God’s Words are life, because they do not only offend & condemn. They are creative & forgiving as well. Nonetheless, He allows you to reject them, & in that case God’s will is that His words become powerless. It’s uncomfortable to think that God allows you & me to render His Words powerless, however, that’s only for a time.
There comes a point when God renders judgment, & those Words are anything but powerless. Then life teaches hard lessons. Illness intrudes upon our plans. Death interrupts our goals. And there’re hundreds of smaller inconveniences that daily interfere with our ideas. Life itself, if lived as God wills, is a constant struggle of hard teachings.
And God does not promise that He’ll always light our path to see His will. Isaiah wrote,
“Let him who walks in darkness & has no light trust in the name of the Lord & rely on his God.” (50:10 ESV) Sometimes we are fighting with our sinful nature. Sometimes we’re fighting with our holy nature. And there are plenty of times when we cannot tell the difference. We won’t always know what is the right thing to do. But no matter the battle, the final question always boils down to, “Do you believe in Jesus as Savior, or don’t you?” PAUSE
We cannot always know what is right, but we can always know that Christ has the words of eternal life. After the offended disciples left, Jesus asked His remaining followers, “Do you want to go away as well?” Simon Peter answered Him, “Lord, to whom shall we go? You have the words of eternal life.” (John 6:67-68 ESV)
Congregations that use the hymnal recognize those last sentences. They’re sung by the people just before the Gospel reading. And they’re a fitting introduction to the Good News, because they speak volumes about where salvation is to be found.
We don’t find it in psychology or salesmanship. We don’t find it in good works nor in decent living. A man will not find it in bringing up his children correctly, nor will a woman find it in submitting to her husband. None of us can even find salvation in accepting hard teachings. All of those actions, God pleasing as they are, do not gain us eternal life.
By virtue of Christ’s Words we have eternal life as a gift. It comes first. All our God pleasing actions flow out of, & as a result of, the spiritual life that came first. That order of salvation releases us from guilt & worry, because first Jesus sees to it that He earns eternal life for the whole world.
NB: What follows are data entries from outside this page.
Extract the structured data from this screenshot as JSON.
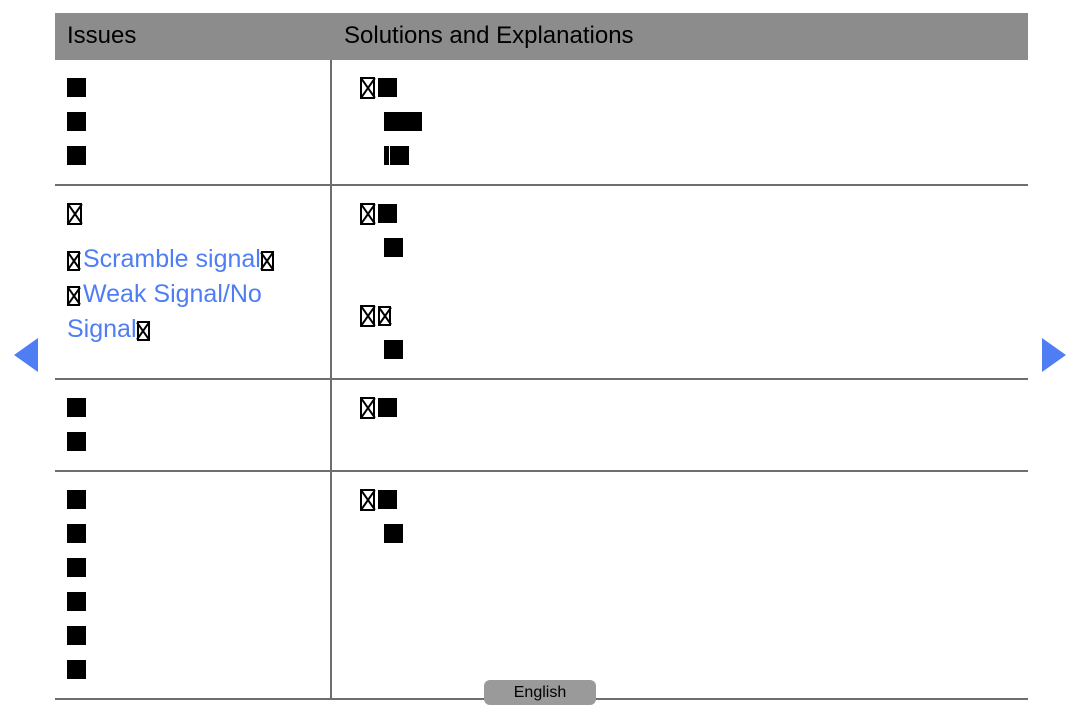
{
  "nav": {
    "prev_icon": "triangle-left-icon",
    "next_icon": "triangle-right-icon",
    "accent_color": "#4f7df3"
  },
  "table": {
    "header": {
      "issues": "Issues",
      "solutions": "Solutions and Explanations",
      "background_color": "#8c8c8c"
    },
    "border_color": "#6e6e6e",
    "rows": [
      {
        "issues_lines": [
          {
            "indent": 0,
            "glyphs": [
              "box"
            ]
          },
          {
            "indent": 0,
            "glyphs": [
              "box"
            ]
          },
          {
            "indent": 0,
            "glyphs": [
              "box"
            ]
          }
        ],
        "solutions_lines": [
          {
            "indent": 0,
            "glyphs": [
              "xbox",
              "box"
            ]
          },
          {
            "indent": 1,
            "glyphs": [
              "box-wide"
            ]
          },
          {
            "indent": 1,
            "glyphs": [
              "bar",
              "box"
            ]
          }
        ]
      },
      {
        "issues_lines": [
          {
            "indent": 0,
            "glyphs": [
              "xbox"
            ]
          }
        ],
        "issues_text": [
          "Scramble signal",
          "Weak Signal/No",
          "Signal"
        ],
        "issues_text_color": "#4f7df3",
        "solutions_lines": [
          {
            "indent": 0,
            "glyphs": [
              "xbox",
              "box"
            ]
          },
          {
            "indent": 1,
            "glyphs": [
              "box"
            ]
          },
          {
            "indent": 0,
            "glyphs": [
              "xbox",
              "xbox-small"
            ]
          },
          {
            "indent": 1,
            "glyphs": [
              "box"
            ]
          }
        ]
      },
      {
        "issues_lines": [
          {
            "indent": 0,
            "glyphs": [
              "box"
            ]
          },
          {
            "indent": 0,
            "glyphs": [
              "box"
            ]
          }
        ],
        "solutions_lines": [
          {
            "indent": 0,
            "glyphs": [
              "xbox",
              "box"
            ]
          }
        ]
      },
      {
        "issues_lines": [
          {
            "indent": 0,
            "glyphs": [
              "box"
            ]
          },
          {
            "indent": 0,
            "glyphs": [
              "box"
            ]
          },
          {
            "indent": 0,
            "glyphs": [
              "box"
            ]
          },
          {
            "indent": 0,
            "glyphs": [
              "box"
            ]
          },
          {
            "indent": 0,
            "glyphs": [
              "box"
            ]
          },
          {
            "indent": 0,
            "glyphs": [
              "box"
            ]
          }
        ],
        "solutions_lines": [
          {
            "indent": 0,
            "glyphs": [
              "xbox",
              "box"
            ]
          },
          {
            "indent": 1,
            "glyphs": [
              "box"
            ]
          }
        ]
      }
    ]
  },
  "footer": {
    "language_label": "English"
  }
}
Only a living tree can produce fruit, & first Christ’s Words made us alive. Those words are still making us alive – over & over. The only thing for us to do is share that fantastic & life giving news, as a healthy tree shares its fruit. As the Holy Spirit calls, gathers, enlightens & sanctifies you, you will find that God’s teachings are not so difficult to accept after all.
“Lord, to whom shall we go? You have the Words of eternal life.” Amen.
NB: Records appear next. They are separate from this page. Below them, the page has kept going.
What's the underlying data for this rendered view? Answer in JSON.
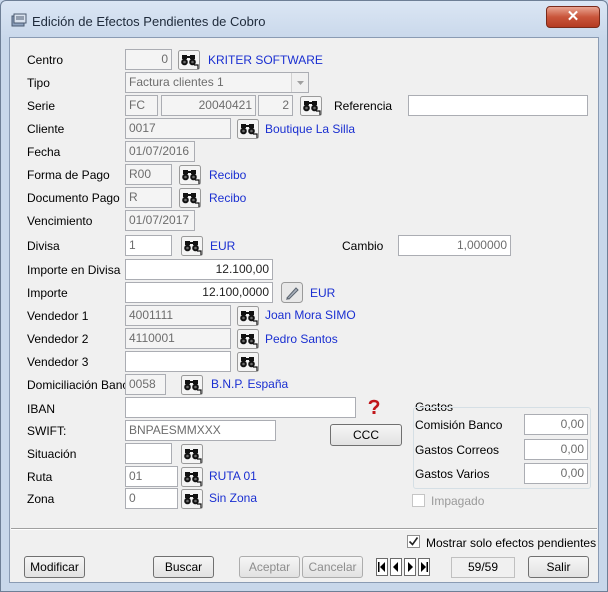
{
  "window": {
    "title": "Edición de Efectos Pendientes de Cobro",
    "close_label": "✕"
  },
  "labels": {
    "centro": "Centro",
    "tipo": "Tipo",
    "serie": "Serie",
    "referencia": "Referencia",
    "cliente": "Cliente",
    "fecha": "Fecha",
    "forma_pago": "Forma de Pago",
    "documento_pago": "Documento Pago",
    "vencimiento": "Vencimiento",
    "divisa": "Divisa",
    "cambio": "Cambio",
    "importe_divisa": "Importe en Divisa",
    "importe": "Importe",
    "vendedor1": "Vendedor 1",
    "vendedor2": "Vendedor 2",
    "vendedor3": "Vendedor 3",
    "domiciliacion": "Domiciliación Banc.",
    "iban": "IBAN",
    "swift": "SWIFT:",
    "situacion": "Situación",
    "ruta": "Ruta",
    "zona": "Zona"
  },
  "fields": {
    "centro": "0",
    "tipo": "Factura clientes 1",
    "serie": "FC",
    "serie_numero": "20040421",
    "serie_sub": "2",
    "referencia": "",
    "cliente": "0017",
    "fecha": "01/07/2016",
    "forma_pago": "R00",
    "documento_pago": "R",
    "vencimiento": "01/07/2017",
    "divisa": "1",
    "cambio": "1,000000",
    "importe_divisa": "12.100,00",
    "importe": "12.100,0000",
    "vendedor1": "4001111",
    "vendedor2": "4110001",
    "vendedor3": "",
    "domiciliacion": "0058",
    "iban": "",
    "swift": "BNPAESMMXXX",
    "situacion": "",
    "ruta": "01",
    "zona": "0"
  },
  "links": {
    "centro": "KRITER SOFTWARE",
    "cliente": "Boutique La Silla",
    "forma_pago": "Recibo",
    "documento_pago": "Recibo",
    "divisa": "EUR",
    "importe": "EUR",
    "vendedor1": "Joan Mora SIMO",
    "vendedor2": "Pedro Santos",
    "domiciliacion": "B.N.P. España",
    "ruta": "RUTA 01",
    "zona": "Sin Zona"
  },
  "gastos": {
    "title": "Gastos",
    "comision_label": "Comisión Banco",
    "comision": "0,00",
    "correos_label": "Gastos Correos",
    "correos": "0,00",
    "varios_label": "Gastos Varios",
    "varios": "0,00"
  },
  "impagado_label": "Impagado",
  "ccc_label": "CCC",
  "mostrar_label": "Mostrar solo efectos pendientes",
  "buttons": {
    "modificar": "Modificar",
    "buscar": "Buscar",
    "aceptar": "Aceptar",
    "cancelar": "Cancelar",
    "salir": "Salir"
  },
  "record_counter": "59/59",
  "colors": {
    "link": "#1a2fd1",
    "close": "#c9553b",
    "title_bar": "#c8d7ea"
  }
}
Praise the Lord all you nations; extol Him all you peoples. For great is His love toward us, & the faithfulness of the Lord endures forever. Praise the Lord. Amen. Psalm 117:1-2.
Pastor Dean R. Poellet